(WHAT THE EXERCISE ASKS): All of the data below should be copied exactly as it stands.

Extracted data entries
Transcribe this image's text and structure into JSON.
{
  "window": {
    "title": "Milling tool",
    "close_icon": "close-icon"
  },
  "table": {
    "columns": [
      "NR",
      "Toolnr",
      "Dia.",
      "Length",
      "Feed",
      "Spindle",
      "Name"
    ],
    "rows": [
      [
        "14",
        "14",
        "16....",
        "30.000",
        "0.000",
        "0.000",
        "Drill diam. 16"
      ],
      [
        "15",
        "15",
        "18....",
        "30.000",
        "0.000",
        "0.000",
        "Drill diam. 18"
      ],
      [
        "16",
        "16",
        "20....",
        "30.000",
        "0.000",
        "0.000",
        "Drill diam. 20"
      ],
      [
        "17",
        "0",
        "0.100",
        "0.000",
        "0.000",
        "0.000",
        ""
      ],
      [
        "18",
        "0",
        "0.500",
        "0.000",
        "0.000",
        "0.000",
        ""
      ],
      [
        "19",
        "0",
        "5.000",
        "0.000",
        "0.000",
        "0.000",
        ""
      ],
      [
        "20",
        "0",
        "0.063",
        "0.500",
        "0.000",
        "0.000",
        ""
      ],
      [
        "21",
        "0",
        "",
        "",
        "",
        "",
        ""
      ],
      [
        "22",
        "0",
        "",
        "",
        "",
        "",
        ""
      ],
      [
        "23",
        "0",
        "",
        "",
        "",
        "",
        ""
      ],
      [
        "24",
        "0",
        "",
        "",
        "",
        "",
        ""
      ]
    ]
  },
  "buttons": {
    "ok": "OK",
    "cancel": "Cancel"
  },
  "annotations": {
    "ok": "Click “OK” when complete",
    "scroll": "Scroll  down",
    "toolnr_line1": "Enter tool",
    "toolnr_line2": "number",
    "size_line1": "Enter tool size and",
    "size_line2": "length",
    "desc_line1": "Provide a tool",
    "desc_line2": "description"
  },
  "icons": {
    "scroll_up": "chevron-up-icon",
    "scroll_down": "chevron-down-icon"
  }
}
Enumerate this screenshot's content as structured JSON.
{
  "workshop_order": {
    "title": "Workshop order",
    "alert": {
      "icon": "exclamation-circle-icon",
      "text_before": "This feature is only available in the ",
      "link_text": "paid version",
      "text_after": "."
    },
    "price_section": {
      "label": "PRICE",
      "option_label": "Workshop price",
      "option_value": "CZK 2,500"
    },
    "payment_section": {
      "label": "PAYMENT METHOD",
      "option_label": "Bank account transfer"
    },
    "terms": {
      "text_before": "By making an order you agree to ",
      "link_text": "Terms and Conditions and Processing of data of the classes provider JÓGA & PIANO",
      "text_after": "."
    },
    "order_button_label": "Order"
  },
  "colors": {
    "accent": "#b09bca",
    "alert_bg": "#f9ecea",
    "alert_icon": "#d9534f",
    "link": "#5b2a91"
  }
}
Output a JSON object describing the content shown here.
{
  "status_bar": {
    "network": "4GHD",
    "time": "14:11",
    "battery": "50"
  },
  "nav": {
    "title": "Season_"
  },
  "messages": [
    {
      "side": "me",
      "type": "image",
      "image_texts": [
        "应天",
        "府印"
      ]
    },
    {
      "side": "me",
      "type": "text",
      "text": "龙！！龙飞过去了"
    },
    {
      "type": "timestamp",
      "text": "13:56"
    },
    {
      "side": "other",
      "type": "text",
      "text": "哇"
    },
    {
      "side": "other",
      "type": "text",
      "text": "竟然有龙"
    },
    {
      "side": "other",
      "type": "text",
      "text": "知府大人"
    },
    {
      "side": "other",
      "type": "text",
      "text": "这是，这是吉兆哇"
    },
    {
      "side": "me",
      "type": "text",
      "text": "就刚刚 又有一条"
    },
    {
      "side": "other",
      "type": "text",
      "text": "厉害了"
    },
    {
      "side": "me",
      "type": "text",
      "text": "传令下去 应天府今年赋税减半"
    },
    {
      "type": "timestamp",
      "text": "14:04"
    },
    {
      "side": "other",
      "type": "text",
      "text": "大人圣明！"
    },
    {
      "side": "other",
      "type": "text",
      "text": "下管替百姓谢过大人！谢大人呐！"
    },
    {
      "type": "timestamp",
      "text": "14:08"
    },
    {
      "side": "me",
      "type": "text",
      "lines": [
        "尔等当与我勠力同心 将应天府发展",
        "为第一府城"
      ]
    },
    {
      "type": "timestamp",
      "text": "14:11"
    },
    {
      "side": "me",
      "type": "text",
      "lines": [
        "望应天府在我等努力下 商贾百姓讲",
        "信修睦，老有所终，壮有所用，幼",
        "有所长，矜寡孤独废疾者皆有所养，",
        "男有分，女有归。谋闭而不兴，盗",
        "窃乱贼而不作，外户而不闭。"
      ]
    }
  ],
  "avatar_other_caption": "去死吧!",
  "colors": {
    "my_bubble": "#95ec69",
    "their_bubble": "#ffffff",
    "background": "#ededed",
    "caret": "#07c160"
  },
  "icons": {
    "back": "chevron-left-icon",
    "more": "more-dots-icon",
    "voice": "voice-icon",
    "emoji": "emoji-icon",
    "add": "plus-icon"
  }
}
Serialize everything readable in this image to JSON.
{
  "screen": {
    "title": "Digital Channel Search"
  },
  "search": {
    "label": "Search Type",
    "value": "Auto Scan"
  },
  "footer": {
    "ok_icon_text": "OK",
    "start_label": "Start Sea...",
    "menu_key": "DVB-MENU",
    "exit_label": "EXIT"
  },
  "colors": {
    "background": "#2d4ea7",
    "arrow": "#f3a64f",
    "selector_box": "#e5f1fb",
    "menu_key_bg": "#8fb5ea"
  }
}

(ANSWER TO THIS EXERCISE):
Transcribe this image's text and structure into JSON.
{
  "window": {
    "title": "Milling tool",
    "close_icon": "close-icon"
  },
  "table": {
    "columns": [
      "NR",
      "Toolnr",
      "Dia.",
      "Length",
      "Feed",
      "Spindle",
      "Name"
    ],
    "rows": [
      [
        "14",
        "14",
        "16....",
        "30.000",
        "0.000",
        "0.000",
        "Drill diam. 16"
      ],
      [
        "15",
        "15",
        "18....",
        "30.000",
        "0.000",
        "0.000",
        "Drill diam. 18"
      ],
      [
        "16",
        "16",
        "20....",
        "30.000",
        "0.000",
        "0.000",
        "Drill diam. 20"
      ],
      [
        "17",
        "0",
        "0.100",
        "0.000",
        "0.000",
        "0.000",
        ""
      ],
      [
        "18",
        "0",
        "0.500",
        "0.000",
        "0.000",
        "0.000",
        ""
      ],
      [
        "19",
        "0",
        "5.000",
        "0.000",
        "0.000",
        "0.000",
        ""
      ],
      [
        "20",
        "0",
        "0.063",
        "0.500",
        "0.000",
        "0.000",
        ""
      ],
      [
        "21",
        "0",
        "",
        "",
        "",
        "",
        ""
      ],
      [
        "22",
        "0",
        "",
        "",
        "",
        "",
        ""
      ],
      [
        "23",
        "0",
        "",
        "",
        "",
        "",
        ""
      ],
      [
        "24",
        "0",
        "",
        "",
        "",
        "",
        ""
      ]
    ]
  },
  "buttons": {
    "ok": "OK",
    "cancel": "Cancel"
  },
  "annotations": {
    "ok": "Click “OK” when complete",
    "scroll": "Scroll  down",
    "toolnr_line1": "Enter tool",
    "toolnr_line2": "number",
    "size_line1": "Enter tool size and",
    "size_line2": "length",
    "desc_line1": "Provide a tool",
    "desc_line2": "description"
  },
  "icons": {
    "scroll_up": "chevron-up-icon",
    "scroll_down": "chevron-down-icon"
  }
}
Enumerate this screenshot's content as structured JSON.
{
  "workshop_order": {
    "title": "Workshop order",
    "alert": {
      "icon": "exclamation-circle-icon",
      "text_before": "This feature is only available in the ",
      "link_text": "paid version",
      "text_after": "."
    },
    "price_section": {
      "label": "PRICE",
      "option_label": "Workshop price",
      "option_value": "CZK 2,500"
    },
    "payment_section": {
      "label": "PAYMENT METHOD",
      "option_label": "Bank account transfer"
    },
    "terms": {
      "text_before": "By making an order you agree to ",
      "link_text": "Terms and Conditions and Processing of data of the classes provider JÓGA & PIANO",
      "text_after": "."
    },
    "order_button_label": "Order"
  },
  "colors": {
    "accent": "#b09bca",
    "alert_bg": "#f9ecea",
    "alert_icon": "#d9534f",
    "link": "#5b2a91"
  }
}
Output a JSON object describing the content shown here.
{
  "status_bar": {
    "network": "4GHD",
    "time": "14:11",
    "battery": "50"
  },
  "nav": {
    "title": "Season_"
  },
  "messages": [
    {
      "side": "me",
      "type": "image",
      "image_texts": [
        "应天",
        "府印"
      ]
    },
    {
      "side": "me",
      "type": "text",
      "text": "龙！！龙飞过去了"
    },
    {
      "type": "timestamp",
      "text": "13:56"
    },
    {
      "side": "other",
      "type": "text",
      "text": "哇"
    },
    {
      "side": "other",
      "type": "text",
      "text": "竟然有龙"
    },
    {
      "side": "other",
      "type": "text",
      "text": "知府大人"
    },
    {
      "side": "other",
      "type": "text",
      "text": "这是，这是吉兆哇"
    },
    {
      "side": "me",
      "type": "text",
      "text": "就刚刚 又有一条"
    },
    {
      "side": "other",
      "type": "text",
      "text": "厉害了"
    },
    {
      "side": "me",
      "type": "text",
      "text": "传令下去 应天府今年赋税减半"
    },
    {
      "type": "timestamp",
      "text": "14:04"
    },
    {
      "side": "other",
      "type": "text",
      "text": "大人圣明！"
    },
    {
      "side": "other",
      "type": "text",
      "text": "下管替百姓谢过大人！谢大人呐！"
    },
    {
      "type": "timestamp",
      "text": "14:08"
    },
    {
      "side": "me",
      "type": "text",
      "lines": [
        "尔等当与我勠力同心 将应天府发展",
        "为第一府城"
      ]
    },
    {
      "type": "timestamp",
      "text": "14:11"
    },
    {
      "side": "me",
      "type": "text",
      "lines": [
        "望应天府在我等努力下 商贾百姓讲",
        "信修睦，老有所终，壮有所用，幼",
        "有所长，矜寡孤独废疾者皆有所养，",
        "男有分，女有归。谋闭而不兴，盗",
        "窃乱贼而不作，外户而不闭。"
      ]
    }
  ],
  "avatar_other_caption": "去死吧!",
  "colors": {
    "my_bubble": "#95ec69",
    "their_bubble": "#ffffff",
    "background": "#ededed",
    "caret": "#07c160"
  },
  "icons": {
    "back": "chevron-left-icon",
    "more": "more-dots-icon",
    "voice": "voice-icon",
    "emoji": "emoji-icon",
    "add": "plus-icon"
  }
}
Serialize everything readable in this image to JSON.
{
  "screen": {
    "title": "Digital Channel Search"
  },
  "search": {
    "label": "Search Type",
    "value": "Auto Scan"
  },
  "footer": {
    "ok_icon_text": "OK",
    "start_label": "Start Sea...",
    "menu_key": "DVB-MENU",
    "exit_label": "EXIT"
  },
  "colors": {
    "background": "#2d4ea7",
    "arrow": "#f3a64f",
    "selector_box": "#e5f1fb",
    "menu_key_bg": "#8fb5ea"
  }
}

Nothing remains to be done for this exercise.